A Great Dane can be a very calm and manageable companion, though large, but a beagle, while small, would always be ready for the hunt, and he would also probably howl alot, and disturb the neighbors.
So, yes, it’s sometimes the size, but more the breed, but I’m not an expert, I merely bring this up for your
consideration and further exploration, should you chose to go this route.

Knowing nothing more of your situation, I would be cautious.
There would be legal issues regarding biting.

Some people advocate extremely large deposits, and see them as profit source. I do not so advocate.
It simply goes against the grain, but that is just me.

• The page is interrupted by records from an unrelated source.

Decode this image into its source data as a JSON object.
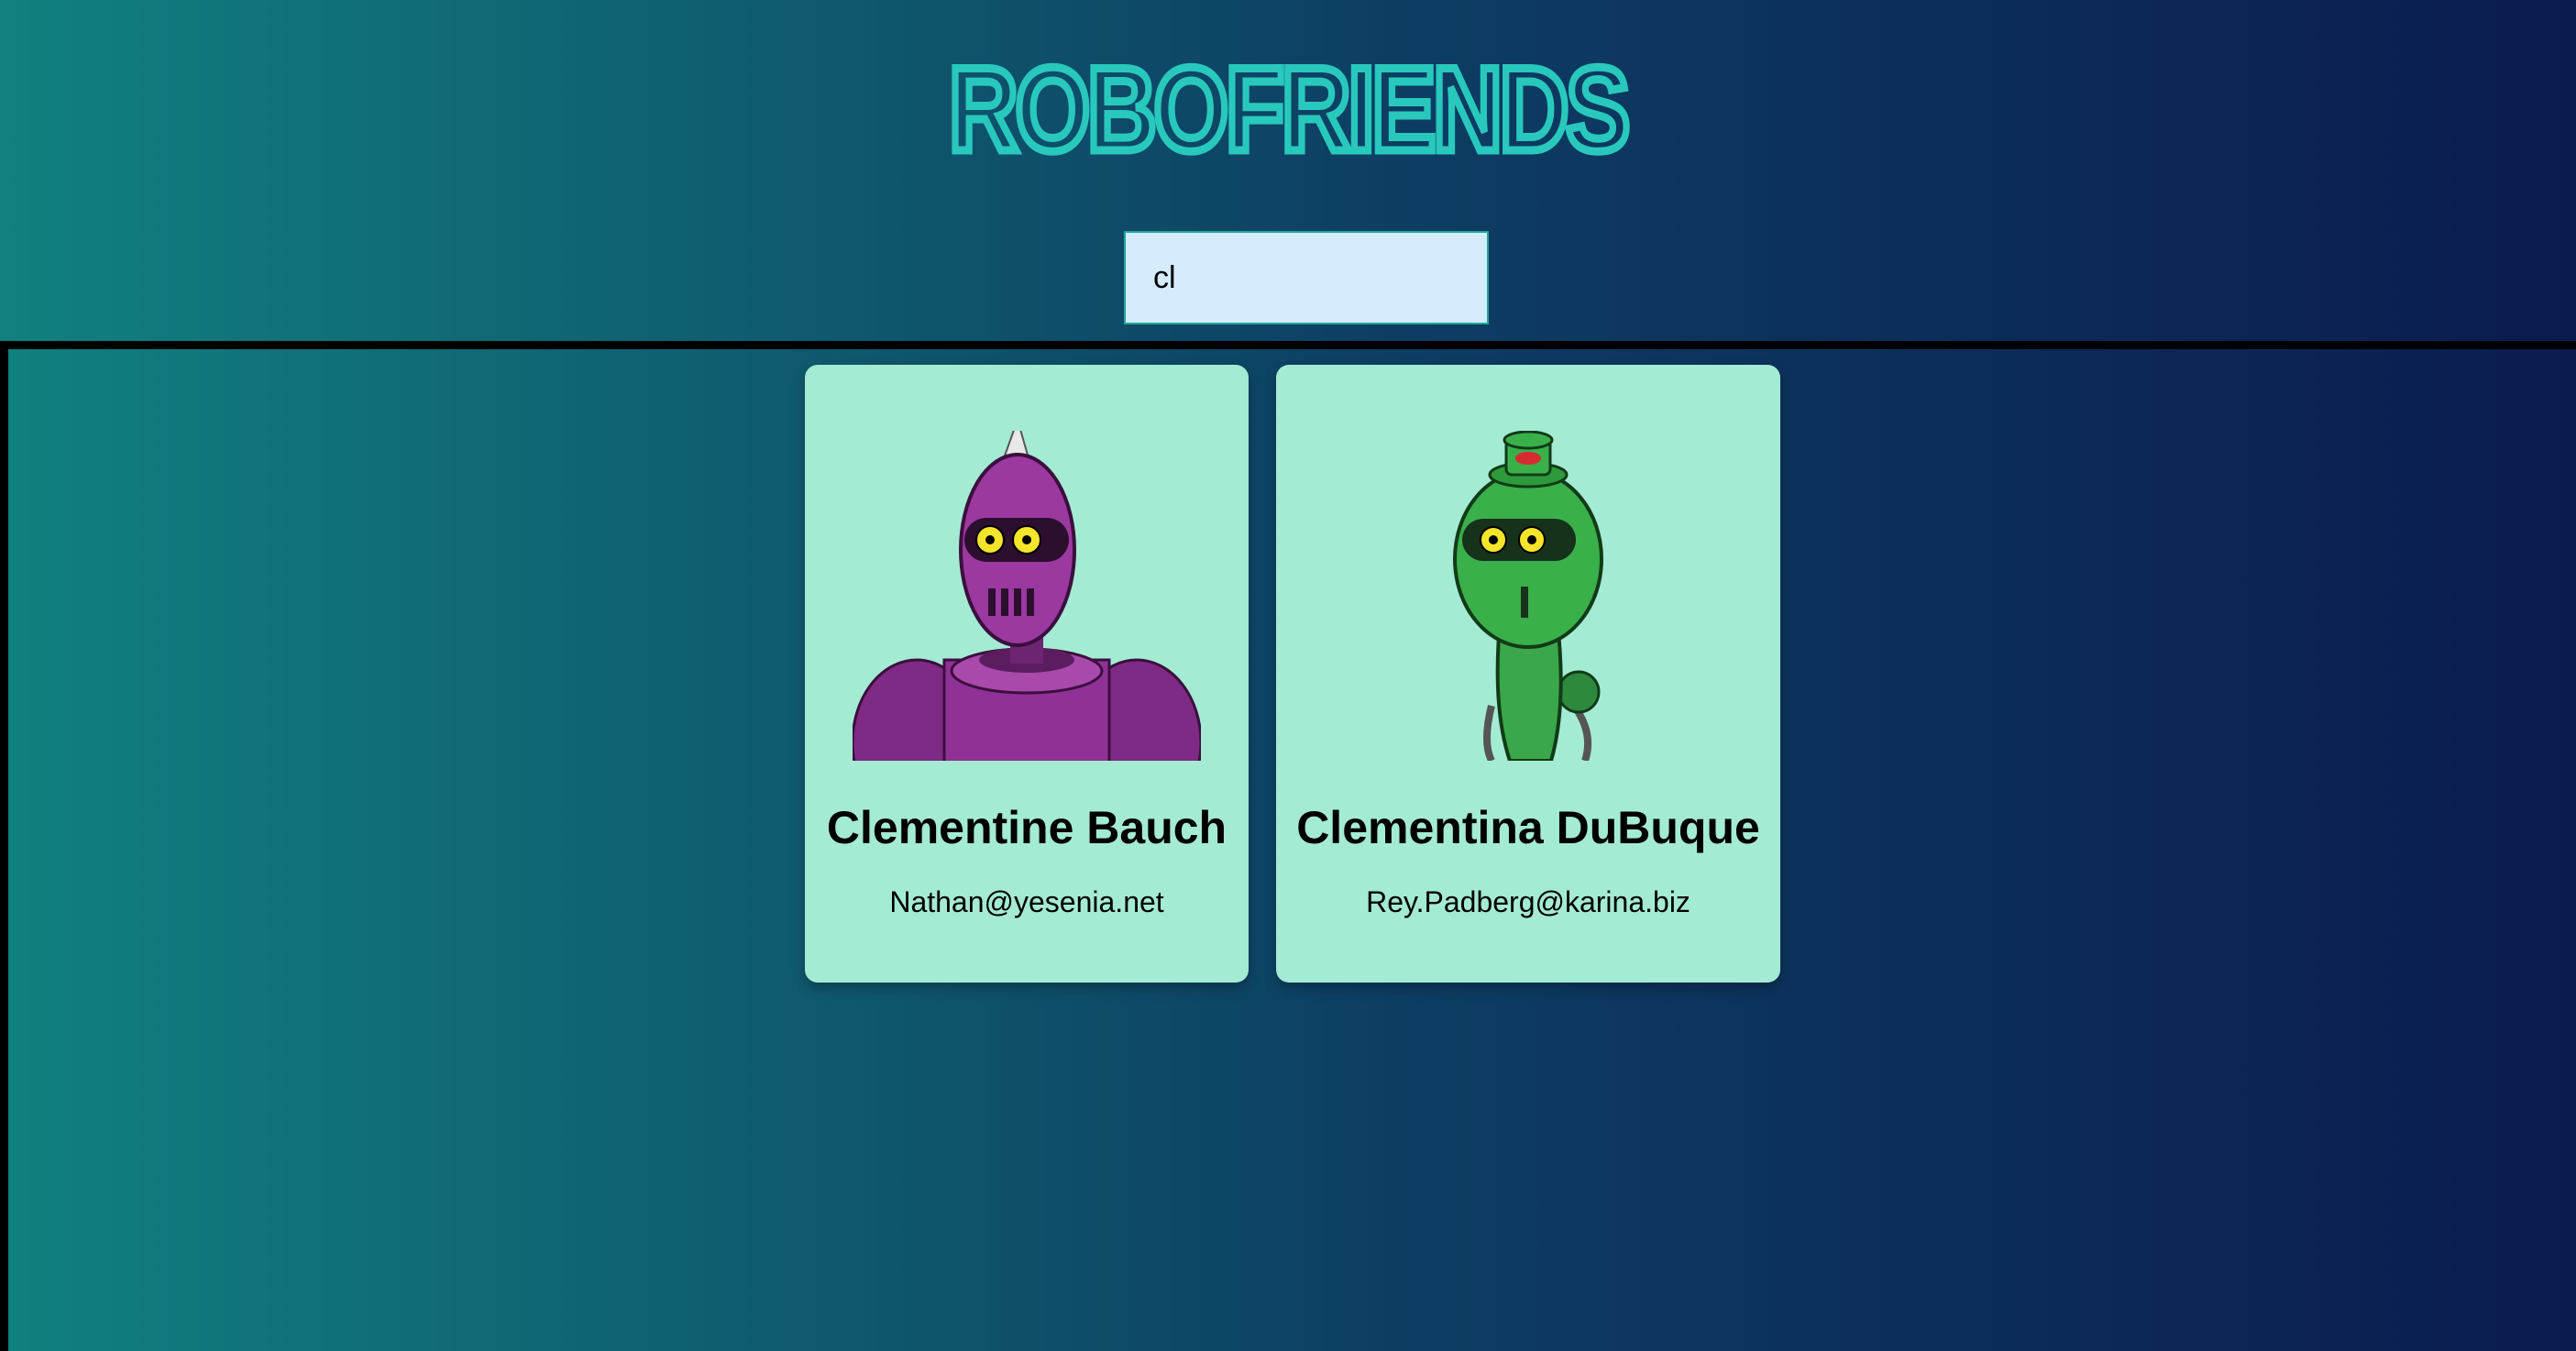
{
  "header": {
    "title": "ROBOFRIENDS"
  },
  "search": {
    "value": "cl"
  },
  "robots": [
    {
      "name": "Clementine Bauch",
      "email": "Nathan@yesenia.net",
      "avatar": "purple-robot"
    },
    {
      "name": "Clementina DuBuque",
      "email": "Rey.Padberg@karina.biz",
      "avatar": "green-robot"
    }
  ],
  "colors": {
    "title": "#28c8bd",
    "card_bg": "#a4ebd3",
    "search_bg": "#d4ecfc"
  }
}
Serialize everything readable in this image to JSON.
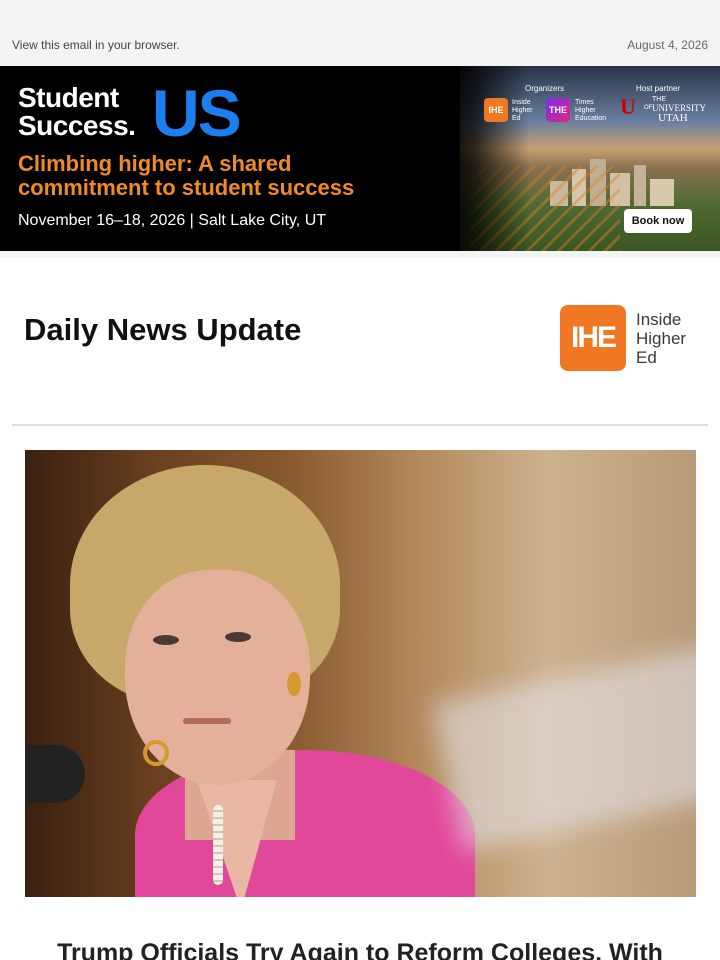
{
  "preheader": {
    "view_in_browser": "View this email in your browser.",
    "date": "August 4, 2026"
  },
  "banner": {
    "brand_line1": "Student",
    "brand_line2": "Success.",
    "brand_us": "US",
    "tagline_line1": "Climbing higher: A shared",
    "tagline_line2": "commitment to student success",
    "dates_location": "November 16–18, 2026 | Salt Lake City, UT",
    "organizers_label": "Organizers",
    "host_partner_label": "Host partner",
    "org1_mark": "IHE",
    "org1_name": [
      "Inside",
      "Higher",
      "Ed"
    ],
    "org2_mark": "THE",
    "org2_name": [
      "Times",
      "Higher",
      "Education"
    ],
    "host_small": "THE",
    "host_university": "UNIVERSITY",
    "host_of": "OF",
    "host_utah": "UTAH",
    "book_now": "Book now",
    "colors": {
      "us": "#1b7ff0",
      "tagline": "#f08a28"
    }
  },
  "newsletter": {
    "title": "Daily News Update",
    "logo_mark": "IHE",
    "logo_text": [
      "Inside",
      "Higher",
      "Ed"
    ],
    "accent": "#f07822"
  },
  "story": {
    "headline_partial": "Trump Officials Try Again to Reform Colleges. With"
  }
}
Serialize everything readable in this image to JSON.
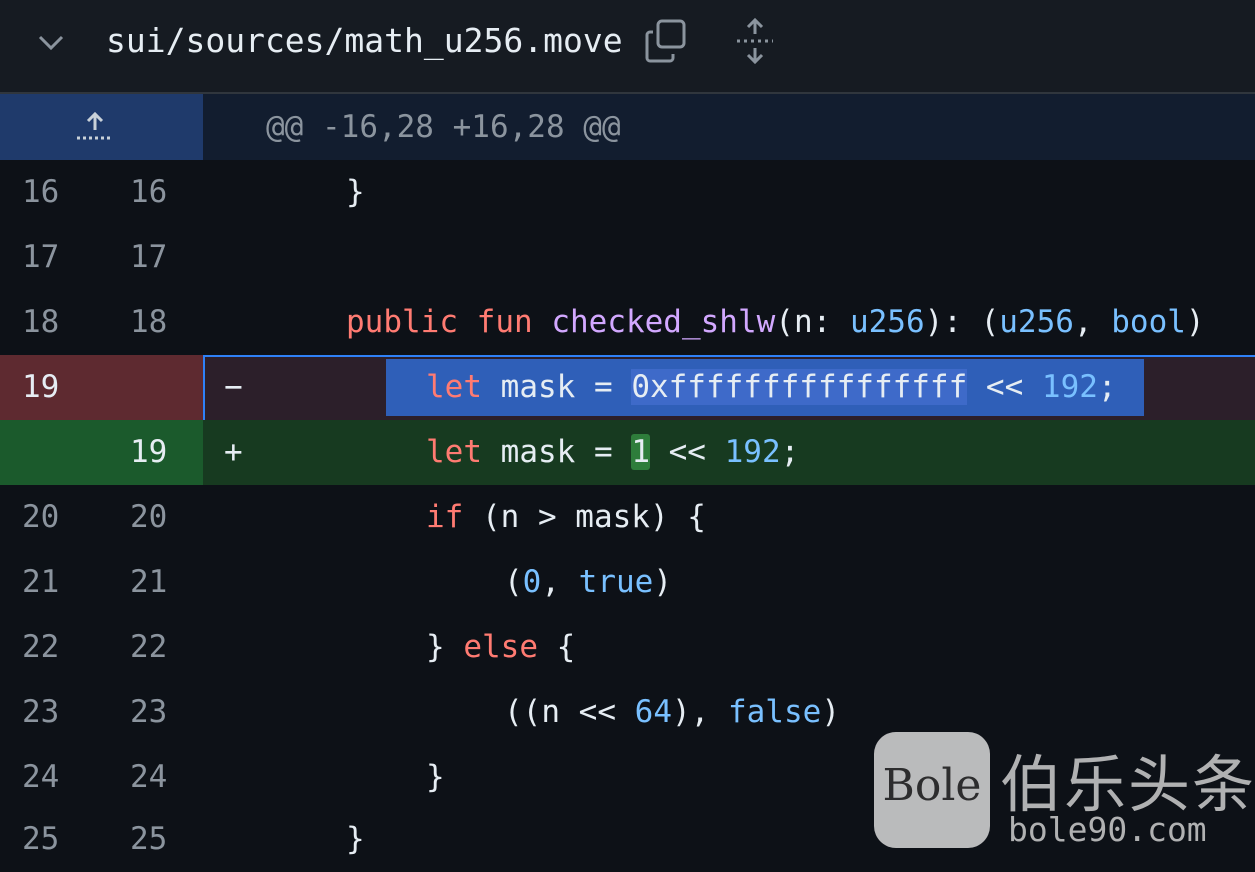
{
  "file": {
    "path": "sui/sources/math_u256.move",
    "icons": [
      "chevron-down-icon",
      "copy-icon",
      "expand-all-icon"
    ]
  },
  "hunk": {
    "header": "@@ -16,28 +16,28 @@",
    "icon": "expand-up-icon"
  },
  "lines": [
    {
      "old": "16",
      "new": "16",
      "marker": "",
      "type": "context"
    },
    {
      "old": "17",
      "new": "17",
      "marker": "",
      "type": "context"
    },
    {
      "old": "18",
      "new": "18",
      "marker": "",
      "type": "context"
    },
    {
      "old": "19",
      "new": "",
      "marker": "−",
      "type": "deletion"
    },
    {
      "old": "",
      "new": "19",
      "marker": "+",
      "type": "addition"
    },
    {
      "old": "20",
      "new": "20",
      "marker": "",
      "type": "context"
    },
    {
      "old": "21",
      "new": "21",
      "marker": "",
      "type": "context"
    },
    {
      "old": "22",
      "new": "22",
      "marker": "",
      "type": "context"
    },
    {
      "old": "23",
      "new": "23",
      "marker": "",
      "type": "context"
    },
    {
      "old": "24",
      "new": "24",
      "marker": "",
      "type": "context"
    },
    {
      "old": "25",
      "new": "25",
      "marker": "",
      "type": "context"
    }
  ],
  "code": {
    "l16": {
      "text": "}"
    },
    "l18": {
      "kw_public": "public",
      "kw_fun": "fun",
      "fn_name": "checked_shlw",
      "p1": "(n: ",
      "ty1": "u256",
      "p2": "): (",
      "ty2": "u256",
      "p3": ", ",
      "ty3": "bool",
      "p4": ")"
    },
    "l19_del": {
      "kw": "let",
      "t1": " mask = ",
      "hl": "0xffffffffffffffff",
      "t2": " << ",
      "num": "192",
      "t3": ";"
    },
    "l19_add": {
      "kw": "let",
      "t1": " mask = ",
      "hl": "1",
      "t2": " << ",
      "num": "192",
      "t3": ";"
    },
    "l20": {
      "kw": "if",
      "t1": " (n > mask) {"
    },
    "l21": {
      "t1": "(",
      "n0": "0",
      "t2": ", ",
      "kw": "true",
      "t3": ")"
    },
    "l22": {
      "t1": "} ",
      "kw": "else",
      "t2": " {"
    },
    "l23": {
      "t1": "((n << ",
      "n64": "64",
      "t2": "), ",
      "kw": "false",
      "t3": ")"
    },
    "l24": {
      "text": "}"
    },
    "l25": {
      "text": "}"
    }
  },
  "watermark": {
    "logo_text": "Bole",
    "title": "伯乐头条",
    "url": "bole90.com"
  },
  "colors": {
    "background": "#0d1117",
    "deletion_gutter": "#5e2a30",
    "addition_gutter": "#1b5a2c",
    "selection_border": "#2f81f7",
    "keyword": "#ff7b72",
    "function": "#d2a8ff",
    "type": "#79c0ff"
  }
}
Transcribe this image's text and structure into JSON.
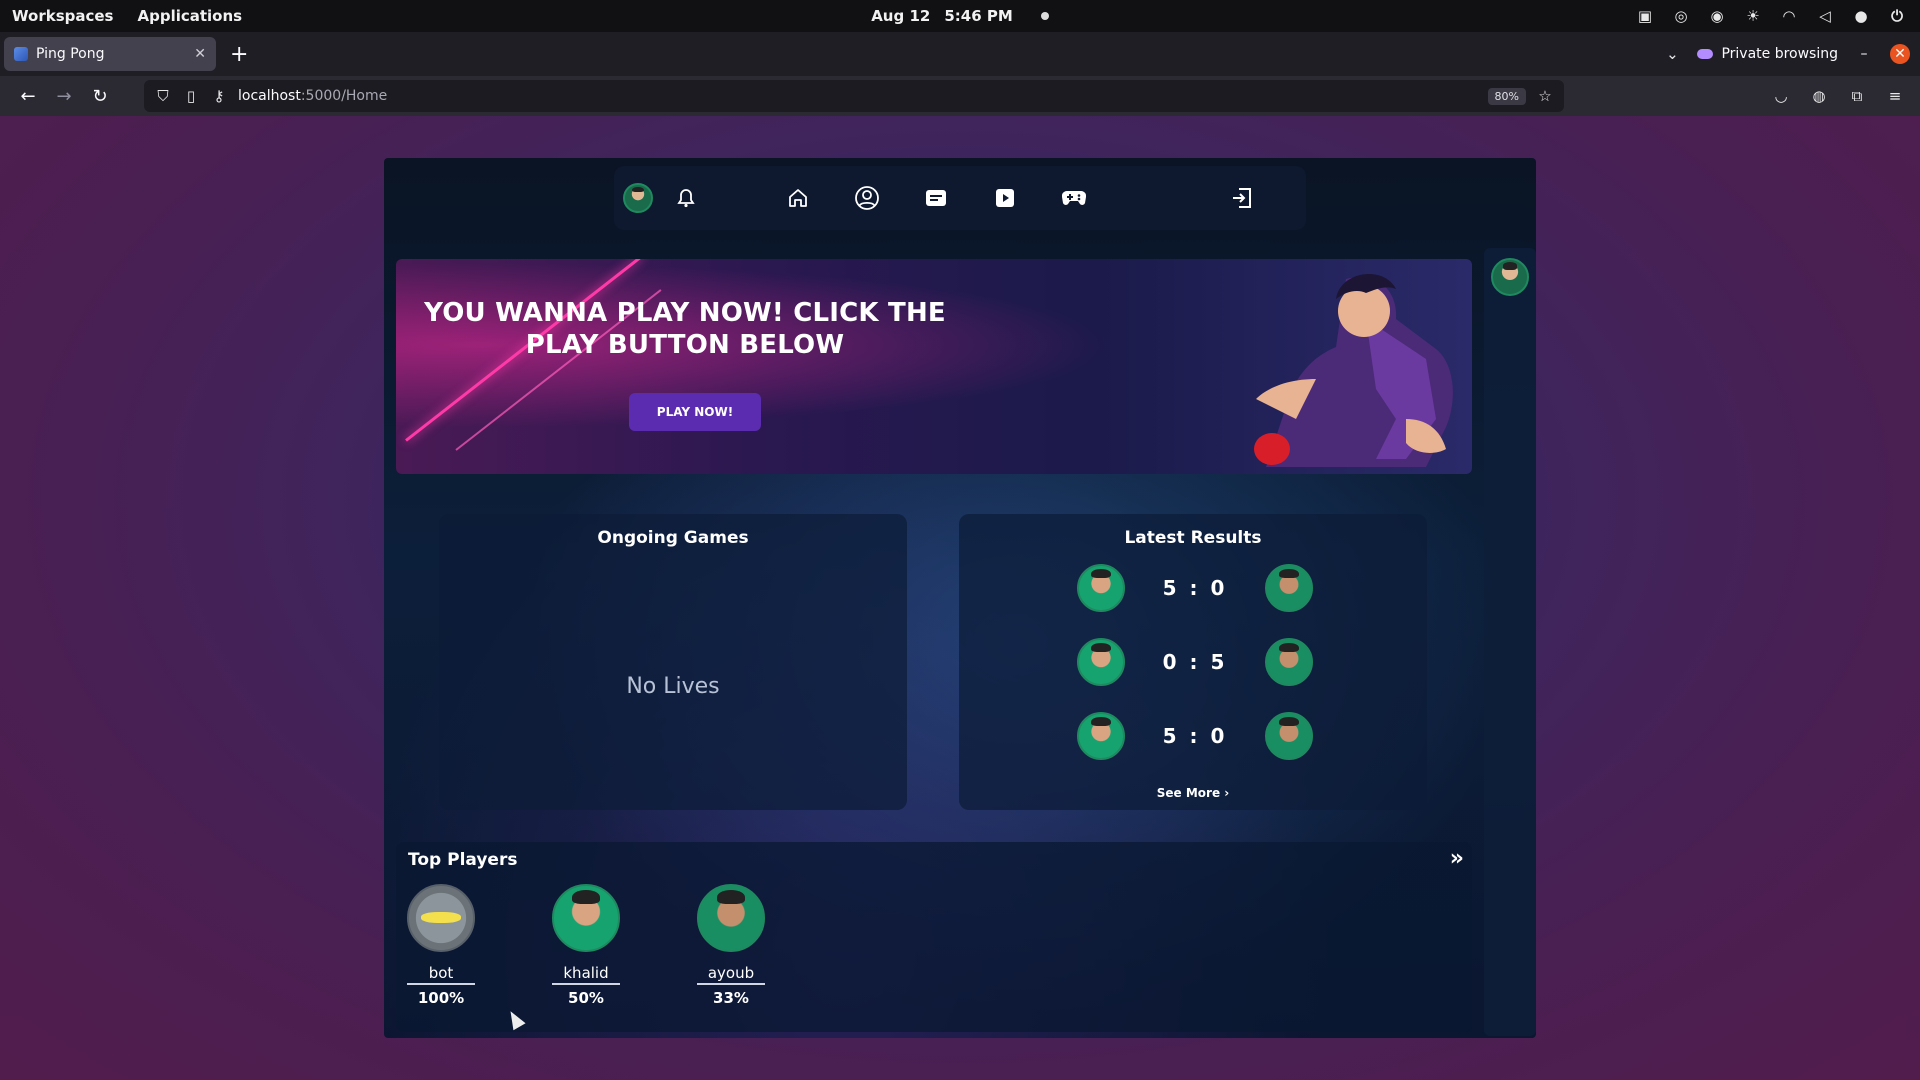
{
  "os": {
    "workspaces": "Workspaces",
    "applications": "Applications",
    "date": "Aug 12",
    "time": "5:46 PM"
  },
  "browser": {
    "tab_title": "Ping Pong",
    "private_label": "Private browsing",
    "url_host": "localhost",
    "url_path": ":5000/Home",
    "zoom": "80%"
  },
  "app": {
    "banner": {
      "headline": "YOU WANNA PLAY NOW! CLICK THE PLAY BUTTON BELOW",
      "play_button": "PLAY NOW!"
    },
    "ongoing": {
      "title": "Ongoing Games",
      "empty": "No Lives"
    },
    "latest": {
      "title": "Latest Results",
      "results": [
        {
          "score": "5 : 0"
        },
        {
          "score": "0 : 5"
        },
        {
          "score": "5 : 0"
        }
      ],
      "see_more": "See More"
    },
    "top_players": {
      "title": "Top Players",
      "players": [
        {
          "name": "bot",
          "pct": "100%"
        },
        {
          "name": "khalid",
          "pct": "50%"
        },
        {
          "name": "ayoub",
          "pct": "33%"
        }
      ]
    }
  },
  "icons": {
    "nav": [
      "bell-icon",
      "home-icon",
      "profile-icon",
      "chat-icon",
      "video-icon",
      "gamepad-icon",
      "logout-icon"
    ]
  },
  "colors": {
    "accent": "#5b2bb0",
    "brand_pink": "#ff3aa8"
  }
}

I would get at least consider getting the amt of the carpet as a deposit, and refund as you so chose…if this works in your market. My personal feeling is that it should be partially refundable. I think one should assume an additional cleaning of carpet at least. I am uncomfortable, personally, with
having a deposit per pet, because, one pet can do as much damage as three, and if you are that worried, you should have interviewed the tenant and the pet and checked out the pet’s obedience skills in the first place. You have well-behaved animals, or you don’t.
At that point, it would have a lot to do with the prospective tenant. It could be very telling of their attitude toward people.
Even a person who wants their dog to be a warning system, will, if they are responsible, be able to get the dog to maintain a down position if a stranger (such as you) approaches, and not just go wild on you.
Breeds make a difference, just ask the people who train seeing eye dogs. Most of the dogs chosen for training are golden retrievers or labroador (sp) retrievers.
There’s a reason. They are mellow.

Re: L\O Pet Deposit Amount recommendations - Posted by Anne-ND

Posted by Anne-ND on September 16, 2001 at 17:48:12:


We rent to pet owners, and only charge an extra $25 per pet on the security deposit, but we also charge an extra $25/mo rent per pet as well.

When we choose what kind of animal to rent to, we go by the owner, not necessarily the pet. Large dogs can be much easier on a place than small dogs (not to mention, they bark less, generally), if the owner is responsible and takes good care of their dog.

In a L/O situation I would still charge the pet deposit (even a modest one) so that the transaction is clearly a LEASE not a SALE. There have been lots of good posts recently about why this is important.

Be sure the tenant has renter’s insurance that contains dog bite liability, I don’t care how old and toothless the dog is.

good luck,